At the end of this tour in Santo Domingo you will enter the bar room where the bartender offers you some rum options with flavors such as passion fruit or cinnamon. I love passion fruit and abducted the bottle, which would have been even better cold. The Rum and Cane Museum has a small shop where they sell rum from all over the country at reasonable prices.

Caoba Cigar Factory

Unlike sugar, tobacco is native to the Dominican Republic. Christopher Columbus is credited with introducing and popularizing tobacco in Europe. The natives of Hispaniola, as the island was known at that time, smoked dried tobacco leaves tied with a thread.

Caoba Cigar Factory manufactures handmade cigars in the Colonial Zone of Santo Domingo. We went first to the factory and then we went to the shop that is about 20 meters away in the square. As soon as we climbed the stairs we felt a strong smell that grows stronger when you enter the rooms. Some of the comrades of the press trip decided to stay outside.

Tobacco is sown in the inland area of the Dominican Republic including Santiago, Navarrete, and Moca. The earth is magnificent since it has a lot of sugar and is favorable for the cultivation of the leaf. They are collected one by one manually and dried naturally. Then they ferment for three months to be aged for two to three years.

Joaquin Cambeiro Oreiro, manager of the Caoba Cigar Factory, assisted us and explained the manufacturing process. Each cigar is made up of 5 leaves. First the cloak, which rolls the gut that are three different leaves: one gives the flavor, another the strength and the last the aroma. Ending with the layer that gives the presence or image and brings about 10% of the flavor.

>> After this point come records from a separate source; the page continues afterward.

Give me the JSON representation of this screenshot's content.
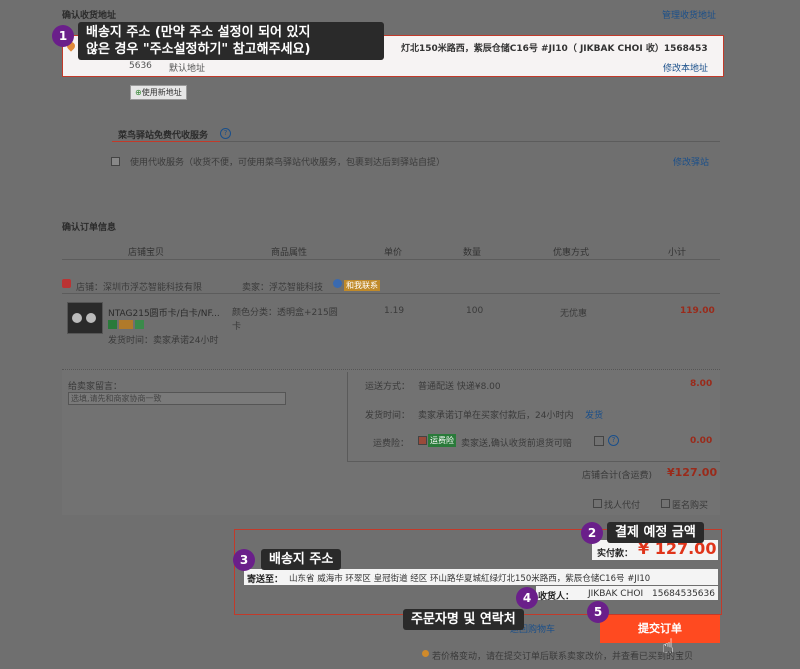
{
  "address": {
    "section_title": "确认收货地址",
    "manage_link": "管理收货地址",
    "address_text": "灯北150米路西，紫辰仓储C16号 #JI10（ JIKBAK CHOI 收）1568453",
    "address_phone_tail": "5636",
    "default_label": "默认地址",
    "modify_link": "修改本地址",
    "use_new_button": "使用新地址"
  },
  "cainiao": {
    "title": "菜鸟驿站免费代收服务",
    "checkbox_label": "使用代收服务（收货不便，可使用菜鸟驿站代收服务，包裹到达后到驿站自提）",
    "modify_link": "修改驿站"
  },
  "order": {
    "section_title": "确认订单信息",
    "columns": [
      "店铺宝贝",
      "商品属性",
      "单价",
      "数量",
      "优惠方式",
      "小计"
    ],
    "shop_label": "店铺：深圳市浮芯智能科技有限",
    "seller_label": "卖家：浮芯智能科技",
    "contact_badge": "和我联系",
    "item": {
      "name": "NTAG215圆币卡/白卡/NF...",
      "ship_time": "发货时间：卖家承诺24小时",
      "attribute": "颜色分类：透明盒+215圆卡",
      "price": "1.19",
      "qty": "100",
      "discount": "无优惠",
      "subtotal": "119.00"
    }
  },
  "extra": {
    "message_label": "给卖家留言：",
    "message_placeholder": "选填,请先和商家协商一致",
    "shipping_label": "运送方式：",
    "shipping_value": "普通配送 快递¥8.00",
    "shipping_fee": "8.00",
    "ship_time_label": "发货时间：",
    "ship_time_value": "卖家承诺订单在买家付款后，24小时内",
    "ship_time_link": "发货",
    "insurance_label": "运费险：",
    "insurance_badge": "运费险",
    "insurance_text": "卖家送,确认收货前退货可赔",
    "insurance_fee": "0.00",
    "store_total_label": "店铺合计(含运费)",
    "store_total_value": "¥127.00",
    "proxy_pay": "找人代付",
    "anonymous": "匿名购买"
  },
  "summary": {
    "paid_label": "实付款：",
    "paid_value": "¥ 127.00",
    "shipto_label": "寄送至：",
    "shipto_value": "山东省 威海市 环翠区 皇冠街道 经区 环山路华夏城紅绿灯北150米路西，紫辰仓储C16号 #JI10",
    "recipient_label": "收货人：",
    "recipient_name": "JIKBAK CHOI",
    "recipient_phone": "15684535636",
    "back_link": "返回购物车",
    "submit_button": "提交订单",
    "footer_note": "若价格变动，请在提交订单后联系卖家改价，并查看已买到的宝贝"
  },
  "callouts": {
    "c1_num": "1",
    "c1_text_line1": "배송지 주소 (만약 주소 설정이 되어 있지",
    "c1_text_line2": "않은 경우 \"주소설정하기\" 참고해주세요)",
    "c2_num": "2",
    "c2_text": "결제 예정 금액",
    "c3_num": "3",
    "c3_text": "배송지 주소",
    "c4_num": "4",
    "c4_text": "주문자명 및 연락처",
    "c5_num": "5"
  },
  "colors": {
    "accent_red": "#c23a2a",
    "overlay": "#6f6f6f",
    "callout_badge": "#6a1f8a"
  }
}
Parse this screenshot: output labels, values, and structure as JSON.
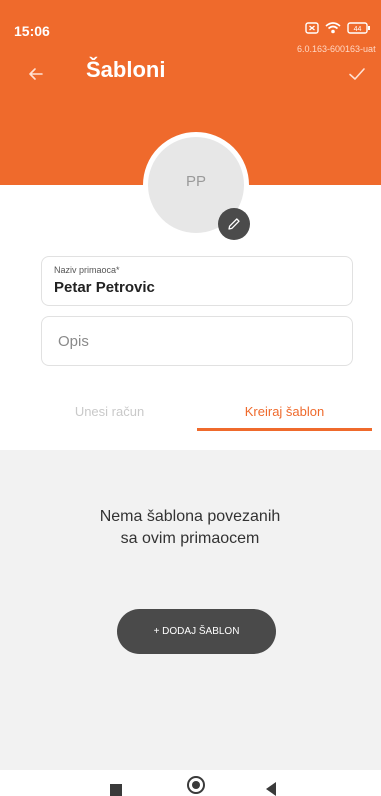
{
  "status_bar": {
    "time": "15:06",
    "battery": "44",
    "version": "6.0.163-600163-uat"
  },
  "header": {
    "title": "Šabloni",
    "accent_color": "#ef6a2c"
  },
  "avatar": {
    "initials": "PP"
  },
  "form": {
    "recipient_label": "Naziv primaoca*",
    "recipient_value": "Petar Petrovic",
    "description_placeholder": "Opis"
  },
  "tabs": [
    {
      "label": "Unesi račun",
      "active": false
    },
    {
      "label": "Kreiraj šablon",
      "active": true
    }
  ],
  "empty_state": {
    "message": "Nema šablona povezanih sa ovim primaocem",
    "add_button_label": "+ DODAJ ŠABLON"
  }
}
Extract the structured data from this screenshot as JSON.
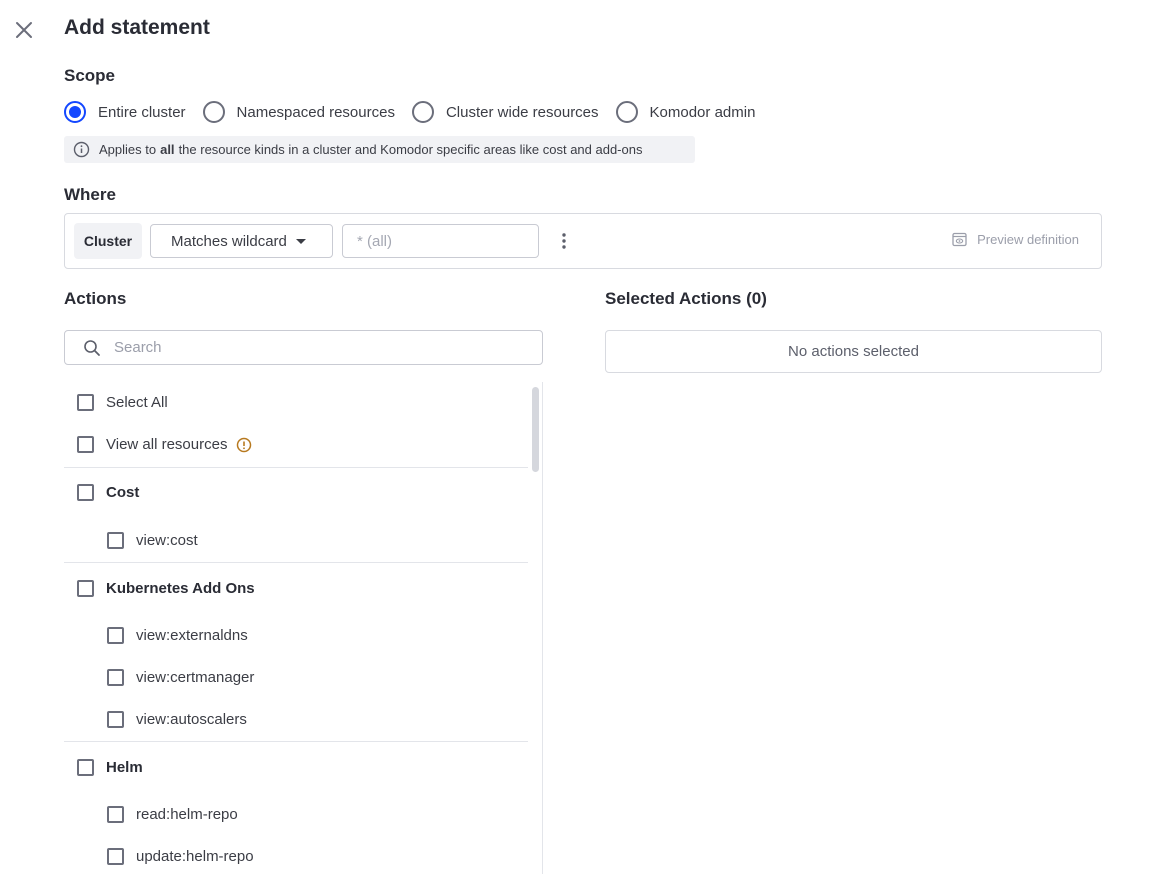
{
  "title": "Add statement",
  "scope": {
    "label": "Scope",
    "options": [
      "Entire cluster",
      "Namespaced resources",
      "Cluster wide resources",
      "Komodor admin"
    ],
    "selected": "Entire cluster",
    "info_prefix": "Applies to",
    "info_bold": "all",
    "info_suffix": "the resource kinds in a cluster and Komodor specific areas like cost and add-ons"
  },
  "where": {
    "label": "Where",
    "field": "Cluster",
    "operator": "Matches wildcard",
    "value_placeholder": "* (all)",
    "preview_label": "Preview definition"
  },
  "actions": {
    "label": "Actions",
    "search_placeholder": "Search",
    "select_all": "Select All",
    "view_all_resources": "View all resources",
    "groups": [
      {
        "name": "Cost",
        "items": [
          "view:cost"
        ]
      },
      {
        "name": "Kubernetes Add Ons",
        "items": [
          "view:externaldns",
          "view:certmanager",
          "view:autoscalers"
        ]
      },
      {
        "name": "Helm",
        "items": [
          "read:helm-repo",
          "update:helm-repo"
        ]
      }
    ]
  },
  "selected_actions": {
    "title": "Selected Actions (0)",
    "empty_text": "No actions selected"
  },
  "colors": {
    "accent": "#1347ff",
    "warning": "#b7791f"
  },
  "icons": [
    "close-icon",
    "info-icon",
    "chevron-down-icon",
    "more-vertical-icon",
    "preview-icon",
    "search-icon",
    "warning-icon"
  ]
}
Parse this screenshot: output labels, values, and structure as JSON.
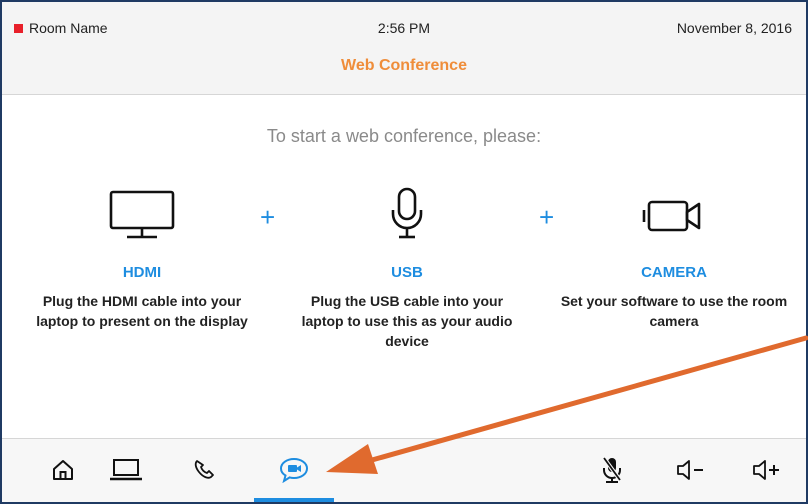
{
  "header": {
    "room_name": "Room Name",
    "time": "2:56 PM",
    "date": "November 8, 2016",
    "title": "Web Conference"
  },
  "main": {
    "prompt": "To start a web conference, please:",
    "plus_symbol": "+",
    "steps": [
      {
        "icon": "monitor-icon",
        "label": "HDMI",
        "description": "Plug the HDMI cable into your laptop to present on the display"
      },
      {
        "icon": "microphone-icon",
        "label": "USB",
        "description": "Plug the USB cable into your laptop to use this as your audio device"
      },
      {
        "icon": "camera-icon",
        "label": "CAMERA",
        "description": "Set your software to use the room camera"
      }
    ]
  },
  "bottom_nav": {
    "items": [
      {
        "icon": "home-icon"
      },
      {
        "icon": "laptop-icon"
      },
      {
        "icon": "phone-icon"
      },
      {
        "icon": "web-conference-icon",
        "active": true
      },
      {
        "icon": "mic-mute-icon"
      },
      {
        "icon": "volume-down-icon"
      },
      {
        "icon": "volume-up-icon"
      }
    ]
  },
  "colors": {
    "accent_blue": "#1e8de0",
    "title_orange": "#ef8d3a",
    "room_red": "#e8202a",
    "arrow_orange": "#e06a2e",
    "frame_navy": "#1f3a63"
  }
}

The twisters are experts, each employee has at least 15 years of experience. They can roll a cigar in thirty seconds and make hundreds a day. Most of the world’s cigars are manufactured by machine, very few are handmade. When it is ready it is passed to the aging rooms for 6 months. This is done so that the cigar is compacted well and does not sting, scratch or sour.

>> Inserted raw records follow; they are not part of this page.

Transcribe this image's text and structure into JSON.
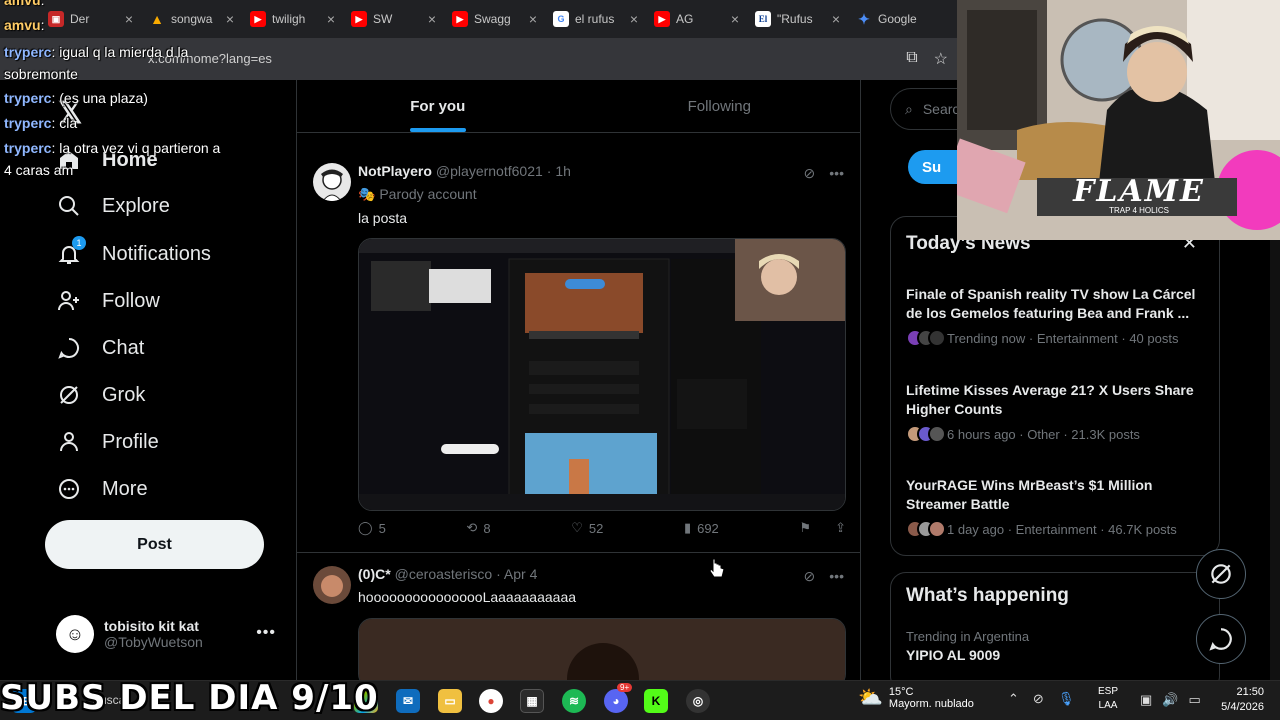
{
  "browser": {
    "tabs": [
      {
        "title": "Der",
        "favicon": "red-square-icon"
      },
      {
        "title": "songwa",
        "favicon": "drive-icon"
      },
      {
        "title": "twiligh",
        "favicon": "youtube-icon"
      },
      {
        "title": "SW",
        "favicon": "youtube-icon"
      },
      {
        "title": "Swagg",
        "favicon": "youtube-icon"
      },
      {
        "title": "el rufus",
        "favicon": "google-icon"
      },
      {
        "title": "AG",
        "favicon": "youtube-icon"
      },
      {
        "title": "\"Rufus",
        "favicon": "el-icon"
      },
      {
        "title": "Google",
        "favicon": "gemini-icon"
      }
    ],
    "url": "x.com/home?lang=es"
  },
  "chat": [
    {
      "user": "amvu",
      "text": ":"
    },
    {
      "user": "amvu",
      "text": ":"
    },
    {
      "user": "tryperc",
      "text": ": igual q la mierda d la"
    },
    {
      "user": "",
      "text": "sobremonte"
    },
    {
      "user": "tryperc",
      "text": ": (es una plaza)"
    },
    {
      "user": "tryperc",
      "text": ": cla"
    },
    {
      "user": "tryperc",
      "text": ": la otra vez vi q partieron a"
    },
    {
      "user": "",
      "text": "4 caras am"
    }
  ],
  "nav": {
    "home": "Home",
    "explore": "Explore",
    "notifications": "Notifications",
    "notif_count": "1",
    "follow": "Follow",
    "chat": "Chat",
    "grok": "Grok",
    "profile": "Profile",
    "more": "More",
    "post": "Post"
  },
  "account": {
    "name": "tobisito kit kat",
    "handle": "@TobyWuetson"
  },
  "feed": {
    "tabs": [
      "For you",
      "Following"
    ],
    "tweets": [
      {
        "name": "NotPlayero",
        "handle": "@playernotf6021",
        "time": "· 1h",
        "parody": "Parody account",
        "text": "la posta",
        "replies": "5",
        "reposts": "8",
        "likes": "52",
        "views": "692"
      },
      {
        "name": "(0)C*",
        "handle": "@ceroasterisco",
        "time": "· Apr 4",
        "text": "hoooooooooooooooLaaaaaaaaaaa"
      }
    ]
  },
  "right": {
    "search_placeholder": "Searc",
    "subscribe": "Su",
    "news_title": "Today’s News",
    "news": [
      {
        "headline": "Finale of Spanish reality TV show La Cárcel de los Gemelos featuring Bea and Frank ...",
        "meta": "Trending now · Entertainment · 40 posts"
      },
      {
        "headline": "Lifetime Kisses Average 21? X Users Share Higher Counts",
        "meta": "6 hours ago · Other · 21.3K posts"
      },
      {
        "headline": "YourRAGE Wins MrBeast’s $1 Million Streamer Battle",
        "meta": "1 day ago · Entertainment · 46.7K posts"
      }
    ],
    "happening_title": "What’s happening",
    "happening_sub": "Trending in Argentina",
    "happening_topic": "YIPIO AL 9009"
  },
  "cam": {
    "overlay_text": "FLAME",
    "overlay_sub": "TRAP 4 HOLICS"
  },
  "taskbar": {
    "search": "Buscar",
    "temp": "15°C",
    "weather": "Mayorm. nublado",
    "lang1": "ESP",
    "lang2": "LAA",
    "time": "21:50",
    "date": "5/4/2026",
    "discord_badge": "9+"
  },
  "subs_banner": "SUBS DEL DIA 9/10"
}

These premium cigars are exported to countries such as the United States, Taiwan, France and Germany. And they are in negotiations with Argentina and Brazil. In cruise season they receive up to eight or nine groups of fifty people each day.

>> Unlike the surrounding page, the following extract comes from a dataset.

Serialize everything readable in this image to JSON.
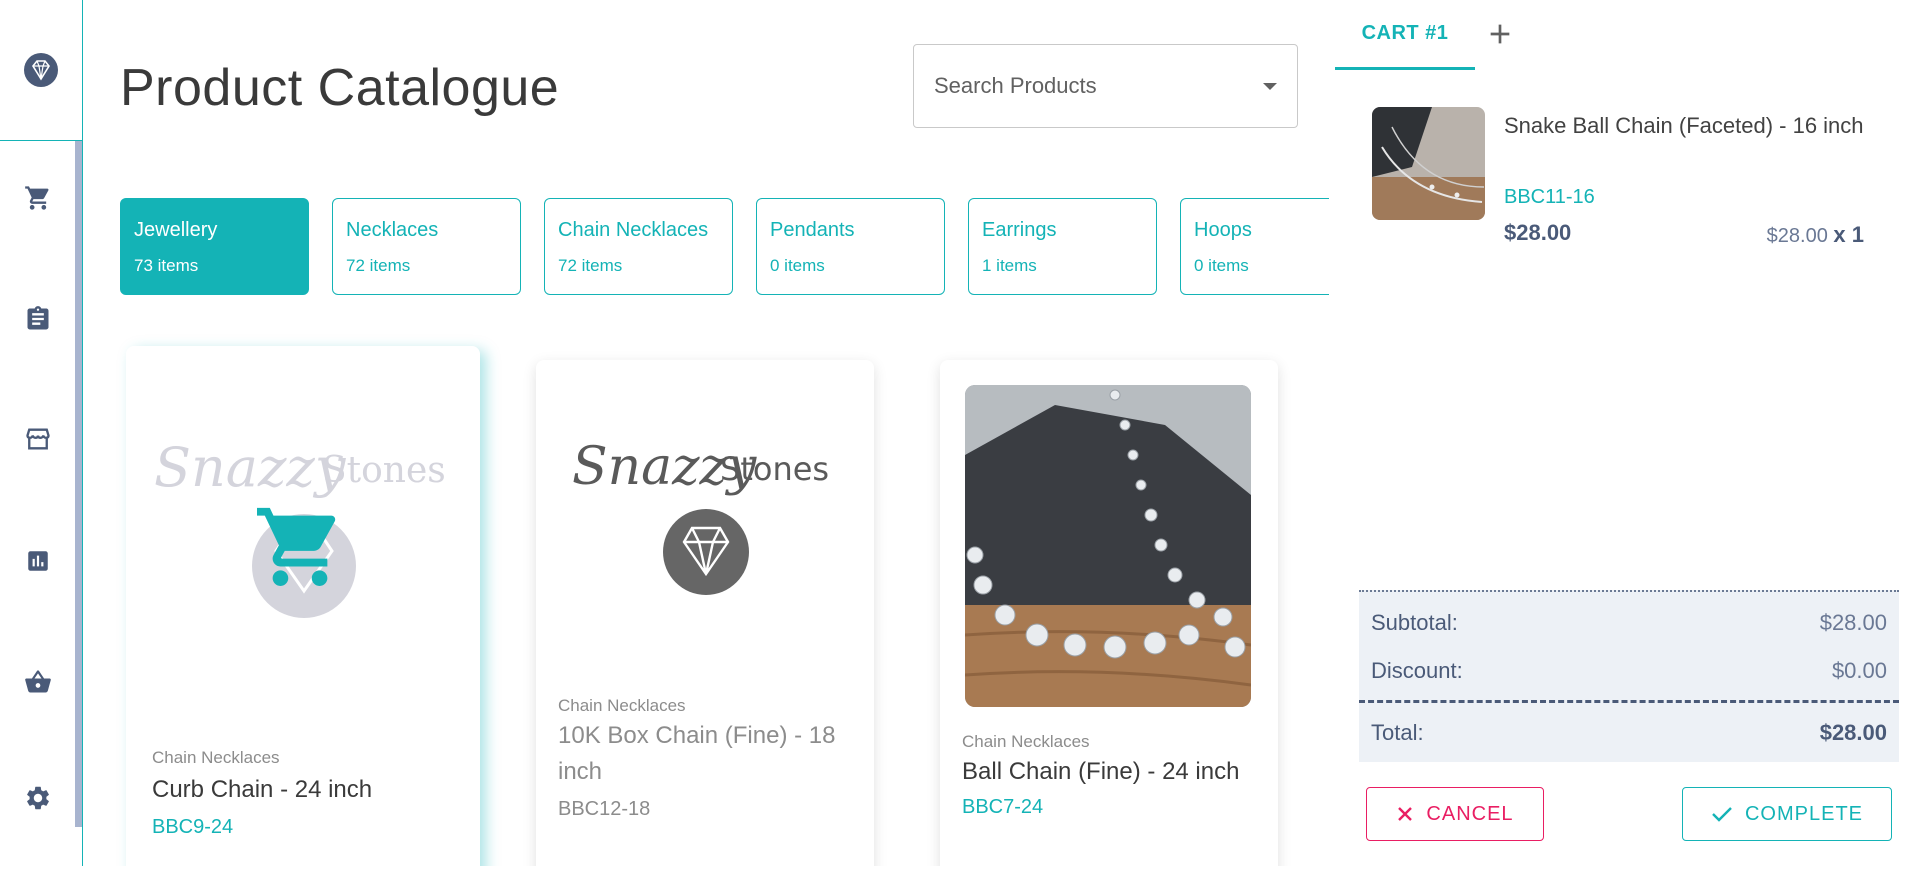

Choco Museum

This is the second time I visited the Choco Museum in Santo Domingo, which is very close to the Amber World Museum. A high school classmate who is a Dominican took me before and I ended up buying everything. The store is full of products made from cocoa from sun cream to lip balms. They also sell edible products such as cinnamon sticks and vanilla extract.

Of course, they have chocolate tastings including a hot chocolate drink. The staff explains that cocoa is planted in the northeast part of the island mainly. They have three types of cocoa: 80% trinitario, 19% foreigner and 1% creole. The majority is sold unfermented. The fermentation process consists of putting the white pulp and the cocoa seeds in wooden boxes and covering them with banana leaves. This causes the seeds to change from purple to chocolate.

Then the fermented seeds are dried to lower the moisture content from 60% to 8% to guarantee their preservation. Usually this takes five days and then they go through a machine called the guillotine to control the quality.

Cocoa trees grow between 12-15 meters (40-60 feet). It takes them five years to start producing fruit and produce up to 25 years usually. They need a lot of rain, between 1,500 to 2,000 mm annually. Apart from warm temperatures over 60F (16C) and high humidity. Its flowers are so small that they can only be pollinated by tiny mosquitoes. This flower needs three months to transform into ripe cocoa. Each cocoa pod produces 40 grains on average.

Between 2000 BC to 1300 AD, the Maya lived in Mesoamerica. They discovered the secret of cocoa and cultivated it for daily consumption. The Aztecs even used cocoa as coins. They took it 1,400 kilometers from Guatemala to Tenochtitlán, nowadays Mexico City. The Spaniard Hernán Cortés conquered Tenochtitlán in 1521. He took the cacao to Seville in 1585 and created a new market for exotic foods. Then chocolate was popularized and chocolate houses were started, which are now famous in Europe.

Talk to me